According to the City’s Fire Department Station Commander, JJ Williams, the sprinklers were supposed to be serviced in February 2020.

“During my walk around of the affected areas, I found that the National Assembly sprinkler valve was not serviced. [The] service date was in 2017 and this needs to be done every three years.

“If properly serviced, this valve should have been locked with a chain in an open position and a block plan would have been available showing [the] system layout,” he said.

This meant, Williams said, that there was no water to trigger the automatic sprinkler system when the fire broke out on Sunday.

“The sprinkler system did not activate, was not serviced, valves appeared to have been closed. These should have been locked open with a chain,” he said.

ALSO READ: Parliament fire: Expert explains why repairs could take ‘many months’

Williams said it is unclear what portions of the building are fitted with sprinklers.

He also said the required block plan is not legible.

The report contradicts what was said by Public Works and Infrastructure, project manager Thembeka Kolele earlier in the week.

Kolele told the Joint Standing Committee on the Financial Management of Parliament that the sprinkler system was “fully functional” by October last year.

Kolele also said the sprinkler systems were checked after a power failure on 21 December that affected the whole of Cape Town.

“The department can confirm that all the equipment and all the buildings in the precinct are regularly maintained. For the fire sprinkler system, it is serviced annually and we do the repairs when there’s an issue picked up in the system,” Kolele said.

De Lille also confirmed during an interview with Radio 702 that the fire sprinklers were tested last month.


The report, meanwhile, also indicated that the National Assembly’s fire doors did not work because they were latched open.

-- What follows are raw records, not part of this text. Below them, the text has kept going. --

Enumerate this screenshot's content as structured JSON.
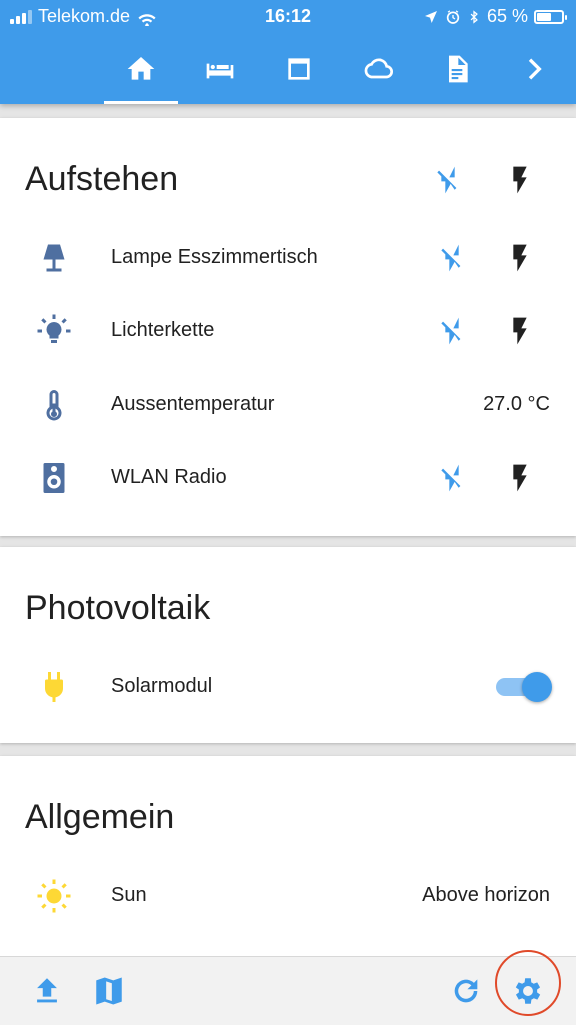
{
  "status_bar": {
    "carrier": "Telekom.de",
    "time": "16:12",
    "battery": "65 %",
    "battery_level": 0.65
  },
  "tabs": [
    {
      "icon": "home-icon",
      "active": true
    },
    {
      "icon": "bed-icon",
      "active": false
    },
    {
      "icon": "window-icon",
      "active": false
    },
    {
      "icon": "cloud-icon",
      "active": false
    },
    {
      "icon": "document-icon",
      "active": false
    },
    {
      "icon": "chevron-right-icon",
      "active": false
    }
  ],
  "cards": {
    "aufstehen": {
      "title": "Aufstehen",
      "rows": [
        {
          "label": "Lampe Esszimmertisch",
          "icon": "lamp-icon"
        },
        {
          "label": "Lichterkette",
          "icon": "lightbulb-icon"
        },
        {
          "label": "Aussentemperatur",
          "icon": "thermometer-icon",
          "value": "27.0 °C"
        },
        {
          "label": "WLAN Radio",
          "icon": "speaker-icon"
        }
      ]
    },
    "photovoltaik": {
      "title": "Photovoltaik",
      "rows": [
        {
          "label": "Solarmodul",
          "icon": "power-plug-icon",
          "toggle_on": true
        }
      ]
    },
    "allgemein": {
      "title": "Allgemein",
      "rows": [
        {
          "label": "Sun",
          "icon": "sun-icon",
          "value": "Above horizon"
        }
      ]
    }
  },
  "bottom_bar": [
    "upload-icon",
    "map-icon",
    "refresh-icon",
    "settings-icon"
  ],
  "colors": {
    "primary": "#3f9bea",
    "icon_state_off": "#4f6fa0",
    "icon_state_on": "#fdd835",
    "flash_off": "#3f9bea",
    "flash_on": "#212121",
    "highlight": "#e04a2a"
  }
}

“Fire doors were locked in an open position using latches. The latching open of fire doors assisted in the spread of the fire,” Williams added.

On Thursday, Cape Town MMC for Safety and Security, JP Smith dismissed reports that Parliament’s fire doors were rendered useless because the latches were cheap.

READ MORE: Parliament fire suspect’s attorney accuses the government of making him scapegoat

“The report found that the fire doors were disabled by being latched open. So it is not the price or the quality of the latch, the point is the fire door that is meant to compartmentalise a building so that fire doesn’t spread beyond a certain point were opened.

“The fire doors are in passages and corridors where presumably people need to pass through, and so instead of having the difficulty in opening or closing those, some of them were simply latched,” he told Radio 702.

Alarm system

On the fire alarm system in the National Assembly, Williams said it was unclear if the alarm and detection system was operational.

“No fire alarm was received by Cape Town Fire Service from the old or new National Assembly buildings. An alarm was received after the firefighters were already on scene from Tuynhuys adjacent to the assembly buildings,” he said.

“The fire detection system appears faulty, but was badly damaged in the fire. Its operational status still needs to be determined in the investigation.”

The report stated that the smoke vents in the roof of the National Assembly did activate, while fire extinguishers and hose reels appeared to have been serviced.

Hawks takeover

The Parliament building has since been handed over to the Hawks, who will investigate the circumstances around the devastating fire.

The fire affected both the Old Assembly Wing and the National Assembly Wing of the buildings of Parliament, which house the chambers of the National Assembly and the National Council of Provinces (NCOP).

The Hawks investigators are expected to gain access to the buildings once they receive confirmation from the multidisciplinary team of engineers, including structural, electrical, and forensic experts.

Additional reporting by Narissa Subramoney